Anticipating an amphibious American invasion, the Japanese 3rd Special Base Force fortified the islets with coastal batteries and ring-fenced the inland with stockades and firing pits. The US 2nd Marine Division comprised a flotilla of 143 vessels and 18,000 Marines. The invasion of the largest islet Betio commenced in the predawn hours of 20 November 1943; guns blazed, aircraft blitzed, bombshells banged, but the attempts to establish beachheads were bogged down by deadly Japanese gunfire and shallow tide. Though the death of commander Keiji Shibazaki threw the Japanese response into disorder, by nightfall the garrison had eliminated 1,500 of the 5,000 Marines ashore.
The Japanese soldiers fought almost to the last man; of the 3,636 Japanese fighters who defended Tarawa, only 17 outlived the 76-hour relentless American onslaught.
On the second day, to elbow ahead, the Americans brought their heavy artillery to bear on the Japanese emplacements and established control over the western end of the island. The tide had turned, literally and figuratively! The next day, they consolidated their grip over Tarawa, pushed the Japanese further into the interior and moved in the heavy hardware.
Their backs against the wall, in the wee hours of 23rd, about 300 Japanese soldiers launched an inspired banzai charge, but were outgunned by the Americans in an hour. The Marines later stormed to mop up the remaining obstinate Japanese.
The Japanese soldiers fought almost to the last man; of the 3,636 Japanese fighters (plus 1,200 Korean labour) who defended Tarawa, only 17 outlived the 76-hour relentless American onslaught.

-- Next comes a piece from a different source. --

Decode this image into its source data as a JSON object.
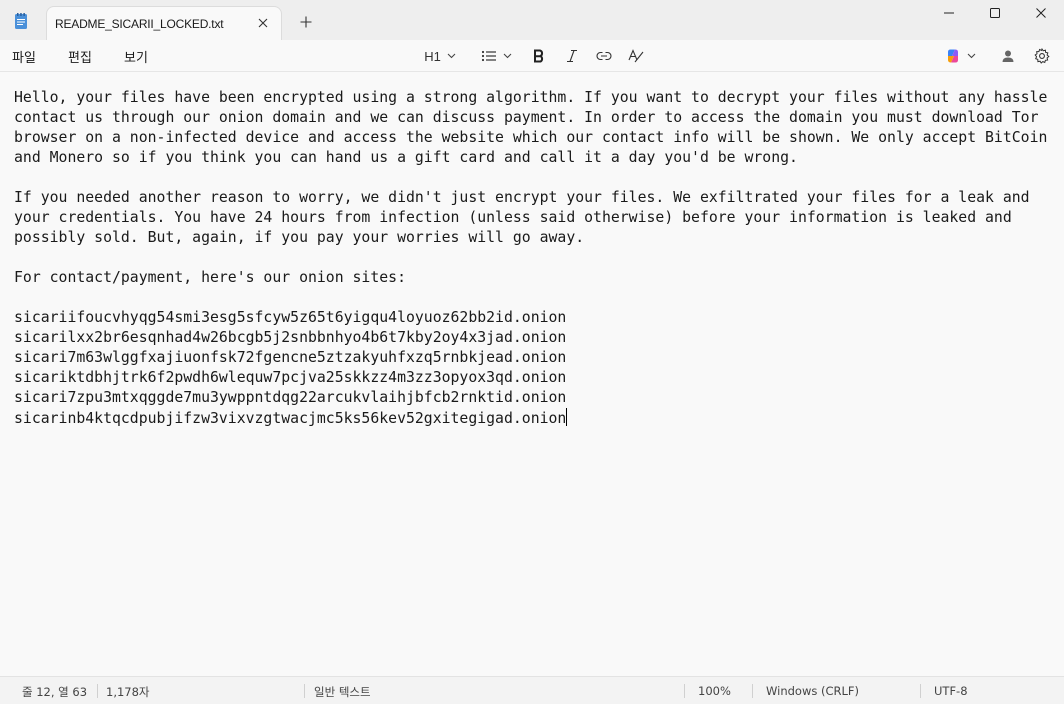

The US paid dearly too, with 3,301 casualties.
The Second World War had slogged into the sixth year. Retribution on their mind, the Red Army was on the offensive and at his threshold (East Prussia), but Adolf Hitler chose to mind the Ardennes Offensive (Battle of the Bulge) in the west instead.
The 1.5-million strong Byelorussian Front bustled into East Prussia in January 1945, and encircled the city of Königsberg. Its residents could bolt only via the Baltic port of Pillau or Danzig. The evacuations to Germany and Denmark, christened Operation Hannibal, a venture that matched the scale of the great evacuation at Dunkirk, began on January 23. With the Nazi atrocities still raw and galling, the Soviets went on the rampage to avenge, unleashing bestial savagery in the process, annihilating thousands of refugees, on land and sea.